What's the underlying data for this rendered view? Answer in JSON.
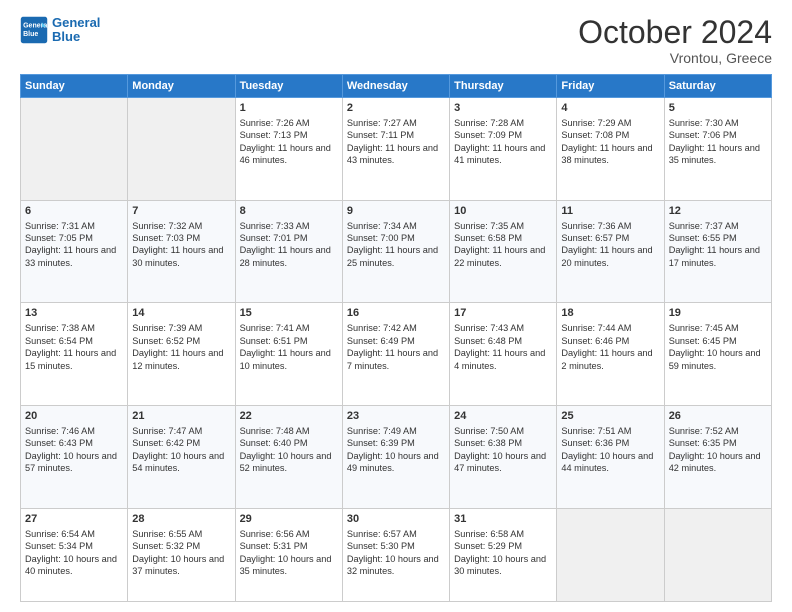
{
  "header": {
    "logo_line1": "General",
    "logo_line2": "Blue",
    "month_title": "October 2024",
    "subtitle": "Vrontou, Greece"
  },
  "weekdays": [
    "Sunday",
    "Monday",
    "Tuesday",
    "Wednesday",
    "Thursday",
    "Friday",
    "Saturday"
  ],
  "weeks": [
    [
      {
        "day": "",
        "sunrise": "",
        "sunset": "",
        "daylight": ""
      },
      {
        "day": "",
        "sunrise": "",
        "sunset": "",
        "daylight": ""
      },
      {
        "day": "1",
        "sunrise": "Sunrise: 7:26 AM",
        "sunset": "Sunset: 7:13 PM",
        "daylight": "Daylight: 11 hours and 46 minutes."
      },
      {
        "day": "2",
        "sunrise": "Sunrise: 7:27 AM",
        "sunset": "Sunset: 7:11 PM",
        "daylight": "Daylight: 11 hours and 43 minutes."
      },
      {
        "day": "3",
        "sunrise": "Sunrise: 7:28 AM",
        "sunset": "Sunset: 7:09 PM",
        "daylight": "Daylight: 11 hours and 41 minutes."
      },
      {
        "day": "4",
        "sunrise": "Sunrise: 7:29 AM",
        "sunset": "Sunset: 7:08 PM",
        "daylight": "Daylight: 11 hours and 38 minutes."
      },
      {
        "day": "5",
        "sunrise": "Sunrise: 7:30 AM",
        "sunset": "Sunset: 7:06 PM",
        "daylight": "Daylight: 11 hours and 35 minutes."
      }
    ],
    [
      {
        "day": "6",
        "sunrise": "Sunrise: 7:31 AM",
        "sunset": "Sunset: 7:05 PM",
        "daylight": "Daylight: 11 hours and 33 minutes."
      },
      {
        "day": "7",
        "sunrise": "Sunrise: 7:32 AM",
        "sunset": "Sunset: 7:03 PM",
        "daylight": "Daylight: 11 hours and 30 minutes."
      },
      {
        "day": "8",
        "sunrise": "Sunrise: 7:33 AM",
        "sunset": "Sunset: 7:01 PM",
        "daylight": "Daylight: 11 hours and 28 minutes."
      },
      {
        "day": "9",
        "sunrise": "Sunrise: 7:34 AM",
        "sunset": "Sunset: 7:00 PM",
        "daylight": "Daylight: 11 hours and 25 minutes."
      },
      {
        "day": "10",
        "sunrise": "Sunrise: 7:35 AM",
        "sunset": "Sunset: 6:58 PM",
        "daylight": "Daylight: 11 hours and 22 minutes."
      },
      {
        "day": "11",
        "sunrise": "Sunrise: 7:36 AM",
        "sunset": "Sunset: 6:57 PM",
        "daylight": "Daylight: 11 hours and 20 minutes."
      },
      {
        "day": "12",
        "sunrise": "Sunrise: 7:37 AM",
        "sunset": "Sunset: 6:55 PM",
        "daylight": "Daylight: 11 hours and 17 minutes."
      }
    ],
    [
      {
        "day": "13",
        "sunrise": "Sunrise: 7:38 AM",
        "sunset": "Sunset: 6:54 PM",
        "daylight": "Daylight: 11 hours and 15 minutes."
      },
      {
        "day": "14",
        "sunrise": "Sunrise: 7:39 AM",
        "sunset": "Sunset: 6:52 PM",
        "daylight": "Daylight: 11 hours and 12 minutes."
      },
      {
        "day": "15",
        "sunrise": "Sunrise: 7:41 AM",
        "sunset": "Sunset: 6:51 PM",
        "daylight": "Daylight: 11 hours and 10 minutes."
      },
      {
        "day": "16",
        "sunrise": "Sunrise: 7:42 AM",
        "sunset": "Sunset: 6:49 PM",
        "daylight": "Daylight: 11 hours and 7 minutes."
      },
      {
        "day": "17",
        "sunrise": "Sunrise: 7:43 AM",
        "sunset": "Sunset: 6:48 PM",
        "daylight": "Daylight: 11 hours and 4 minutes."
      },
      {
        "day": "18",
        "sunrise": "Sunrise: 7:44 AM",
        "sunset": "Sunset: 6:46 PM",
        "daylight": "Daylight: 11 hours and 2 minutes."
      },
      {
        "day": "19",
        "sunrise": "Sunrise: 7:45 AM",
        "sunset": "Sunset: 6:45 PM",
        "daylight": "Daylight: 10 hours and 59 minutes."
      }
    ],
    [
      {
        "day": "20",
        "sunrise": "Sunrise: 7:46 AM",
        "sunset": "Sunset: 6:43 PM",
        "daylight": "Daylight: 10 hours and 57 minutes."
      },
      {
        "day": "21",
        "sunrise": "Sunrise: 7:47 AM",
        "sunset": "Sunset: 6:42 PM",
        "daylight": "Daylight: 10 hours and 54 minutes."
      },
      {
        "day": "22",
        "sunrise": "Sunrise: 7:48 AM",
        "sunset": "Sunset: 6:40 PM",
        "daylight": "Daylight: 10 hours and 52 minutes."
      },
      {
        "day": "23",
        "sunrise": "Sunrise: 7:49 AM",
        "sunset": "Sunset: 6:39 PM",
        "daylight": "Daylight: 10 hours and 49 minutes."
      },
      {
        "day": "24",
        "sunrise": "Sunrise: 7:50 AM",
        "sunset": "Sunset: 6:38 PM",
        "daylight": "Daylight: 10 hours and 47 minutes."
      },
      {
        "day": "25",
        "sunrise": "Sunrise: 7:51 AM",
        "sunset": "Sunset: 6:36 PM",
        "daylight": "Daylight: 10 hours and 44 minutes."
      },
      {
        "day": "26",
        "sunrise": "Sunrise: 7:52 AM",
        "sunset": "Sunset: 6:35 PM",
        "daylight": "Daylight: 10 hours and 42 minutes."
      }
    ],
    [
      {
        "day": "27",
        "sunrise": "Sunrise: 6:54 AM",
        "sunset": "Sunset: 5:34 PM",
        "daylight": "Daylight: 10 hours and 40 minutes."
      },
      {
        "day": "28",
        "sunrise": "Sunrise: 6:55 AM",
        "sunset": "Sunset: 5:32 PM",
        "daylight": "Daylight: 10 hours and 37 minutes."
      },
      {
        "day": "29",
        "sunrise": "Sunrise: 6:56 AM",
        "sunset": "Sunset: 5:31 PM",
        "daylight": "Daylight: 10 hours and 35 minutes."
      },
      {
        "day": "30",
        "sunrise": "Sunrise: 6:57 AM",
        "sunset": "Sunset: 5:30 PM",
        "daylight": "Daylight: 10 hours and 32 minutes."
      },
      {
        "day": "31",
        "sunrise": "Sunrise: 6:58 AM",
        "sunset": "Sunset: 5:29 PM",
        "daylight": "Daylight: 10 hours and 30 minutes."
      },
      {
        "day": "",
        "sunrise": "",
        "sunset": "",
        "daylight": ""
      },
      {
        "day": "",
        "sunrise": "",
        "sunset": "",
        "daylight": ""
      }
    ]
  ]
}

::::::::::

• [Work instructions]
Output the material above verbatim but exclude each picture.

• [Task response]
What's the underlying data for this rendered view? Answer in JSON.
{
  "header": {
    "logo_line1": "General",
    "logo_line2": "Blue",
    "month_title": "October 2024",
    "subtitle": "Vrontou, Greece"
  },
  "weekdays": [
    "Sunday",
    "Monday",
    "Tuesday",
    "Wednesday",
    "Thursday",
    "Friday",
    "Saturday"
  ],
  "weeks": [
    [
      {
        "day": "",
        "sunrise": "",
        "sunset": "",
        "daylight": ""
      },
      {
        "day": "",
        "sunrise": "",
        "sunset": "",
        "daylight": ""
      },
      {
        "day": "1",
        "sunrise": "Sunrise: 7:26 AM",
        "sunset": "Sunset: 7:13 PM",
        "daylight": "Daylight: 11 hours and 46 minutes."
      },
      {
        "day": "2",
        "sunrise": "Sunrise: 7:27 AM",
        "sunset": "Sunset: 7:11 PM",
        "daylight": "Daylight: 11 hours and 43 minutes."
      },
      {
        "day": "3",
        "sunrise": "Sunrise: 7:28 AM",
        "sunset": "Sunset: 7:09 PM",
        "daylight": "Daylight: 11 hours and 41 minutes."
      },
      {
        "day": "4",
        "sunrise": "Sunrise: 7:29 AM",
        "sunset": "Sunset: 7:08 PM",
        "daylight": "Daylight: 11 hours and 38 minutes."
      },
      {
        "day": "5",
        "sunrise": "Sunrise: 7:30 AM",
        "sunset": "Sunset: 7:06 PM",
        "daylight": "Daylight: 11 hours and 35 minutes."
      }
    ],
    [
      {
        "day": "6",
        "sunrise": "Sunrise: 7:31 AM",
        "sunset": "Sunset: 7:05 PM",
        "daylight": "Daylight: 11 hours and 33 minutes."
      },
      {
        "day": "7",
        "sunrise": "Sunrise: 7:32 AM",
        "sunset": "Sunset: 7:03 PM",
        "daylight": "Daylight: 11 hours and 30 minutes."
      },
      {
        "day": "8",
        "sunrise": "Sunrise: 7:33 AM",
        "sunset": "Sunset: 7:01 PM",
        "daylight": "Daylight: 11 hours and 28 minutes."
      },
      {
        "day": "9",
        "sunrise": "Sunrise: 7:34 AM",
        "sunset": "Sunset: 7:00 PM",
        "daylight": "Daylight: 11 hours and 25 minutes."
      },
      {
        "day": "10",
        "sunrise": "Sunrise: 7:35 AM",
        "sunset": "Sunset: 6:58 PM",
        "daylight": "Daylight: 11 hours and 22 minutes."
      },
      {
        "day": "11",
        "sunrise": "Sunrise: 7:36 AM",
        "sunset": "Sunset: 6:57 PM",
        "daylight": "Daylight: 11 hours and 20 minutes."
      },
      {
        "day": "12",
        "sunrise": "Sunrise: 7:37 AM",
        "sunset": "Sunset: 6:55 PM",
        "daylight": "Daylight: 11 hours and 17 minutes."
      }
    ],
    [
      {
        "day": "13",
        "sunrise": "Sunrise: 7:38 AM",
        "sunset": "Sunset: 6:54 PM",
        "daylight": "Daylight: 11 hours and 15 minutes."
      },
      {
        "day": "14",
        "sunrise": "Sunrise: 7:39 AM",
        "sunset": "Sunset: 6:52 PM",
        "daylight": "Daylight: 11 hours and 12 minutes."
      },
      {
        "day": "15",
        "sunrise": "Sunrise: 7:41 AM",
        "sunset": "Sunset: 6:51 PM",
        "daylight": "Daylight: 11 hours and 10 minutes."
      },
      {
        "day": "16",
        "sunrise": "Sunrise: 7:42 AM",
        "sunset": "Sunset: 6:49 PM",
        "daylight": "Daylight: 11 hours and 7 minutes."
      },
      {
        "day": "17",
        "sunrise": "Sunrise: 7:43 AM",
        "sunset": "Sunset: 6:48 PM",
        "daylight": "Daylight: 11 hours and 4 minutes."
      },
      {
        "day": "18",
        "sunrise": "Sunrise: 7:44 AM",
        "sunset": "Sunset: 6:46 PM",
        "daylight": "Daylight: 11 hours and 2 minutes."
      },
      {
        "day": "19",
        "sunrise": "Sunrise: 7:45 AM",
        "sunset": "Sunset: 6:45 PM",
        "daylight": "Daylight: 10 hours and 59 minutes."
      }
    ],
    [
      {
        "day": "20",
        "sunrise": "Sunrise: 7:46 AM",
        "sunset": "Sunset: 6:43 PM",
        "daylight": "Daylight: 10 hours and 57 minutes."
      },
      {
        "day": "21",
        "sunrise": "Sunrise: 7:47 AM",
        "sunset": "Sunset: 6:42 PM",
        "daylight": "Daylight: 10 hours and 54 minutes."
      },
      {
        "day": "22",
        "sunrise": "Sunrise: 7:48 AM",
        "sunset": "Sunset: 6:40 PM",
        "daylight": "Daylight: 10 hours and 52 minutes."
      },
      {
        "day": "23",
        "sunrise": "Sunrise: 7:49 AM",
        "sunset": "Sunset: 6:39 PM",
        "daylight": "Daylight: 10 hours and 49 minutes."
      },
      {
        "day": "24",
        "sunrise": "Sunrise: 7:50 AM",
        "sunset": "Sunset: 6:38 PM",
        "daylight": "Daylight: 10 hours and 47 minutes."
      },
      {
        "day": "25",
        "sunrise": "Sunrise: 7:51 AM",
        "sunset": "Sunset: 6:36 PM",
        "daylight": "Daylight: 10 hours and 44 minutes."
      },
      {
        "day": "26",
        "sunrise": "Sunrise: 7:52 AM",
        "sunset": "Sunset: 6:35 PM",
        "daylight": "Daylight: 10 hours and 42 minutes."
      }
    ],
    [
      {
        "day": "27",
        "sunrise": "Sunrise: 6:54 AM",
        "sunset": "Sunset: 5:34 PM",
        "daylight": "Daylight: 10 hours and 40 minutes."
      },
      {
        "day": "28",
        "sunrise": "Sunrise: 6:55 AM",
        "sunset": "Sunset: 5:32 PM",
        "daylight": "Daylight: 10 hours and 37 minutes."
      },
      {
        "day": "29",
        "sunrise": "Sunrise: 6:56 AM",
        "sunset": "Sunset: 5:31 PM",
        "daylight": "Daylight: 10 hours and 35 minutes."
      },
      {
        "day": "30",
        "sunrise": "Sunrise: 6:57 AM",
        "sunset": "Sunset: 5:30 PM",
        "daylight": "Daylight: 10 hours and 32 minutes."
      },
      {
        "day": "31",
        "sunrise": "Sunrise: 6:58 AM",
        "sunset": "Sunset: 5:29 PM",
        "daylight": "Daylight: 10 hours and 30 minutes."
      },
      {
        "day": "",
        "sunrise": "",
        "sunset": "",
        "daylight": ""
      },
      {
        "day": "",
        "sunrise": "",
        "sunset": "",
        "daylight": ""
      }
    ]
  ]
}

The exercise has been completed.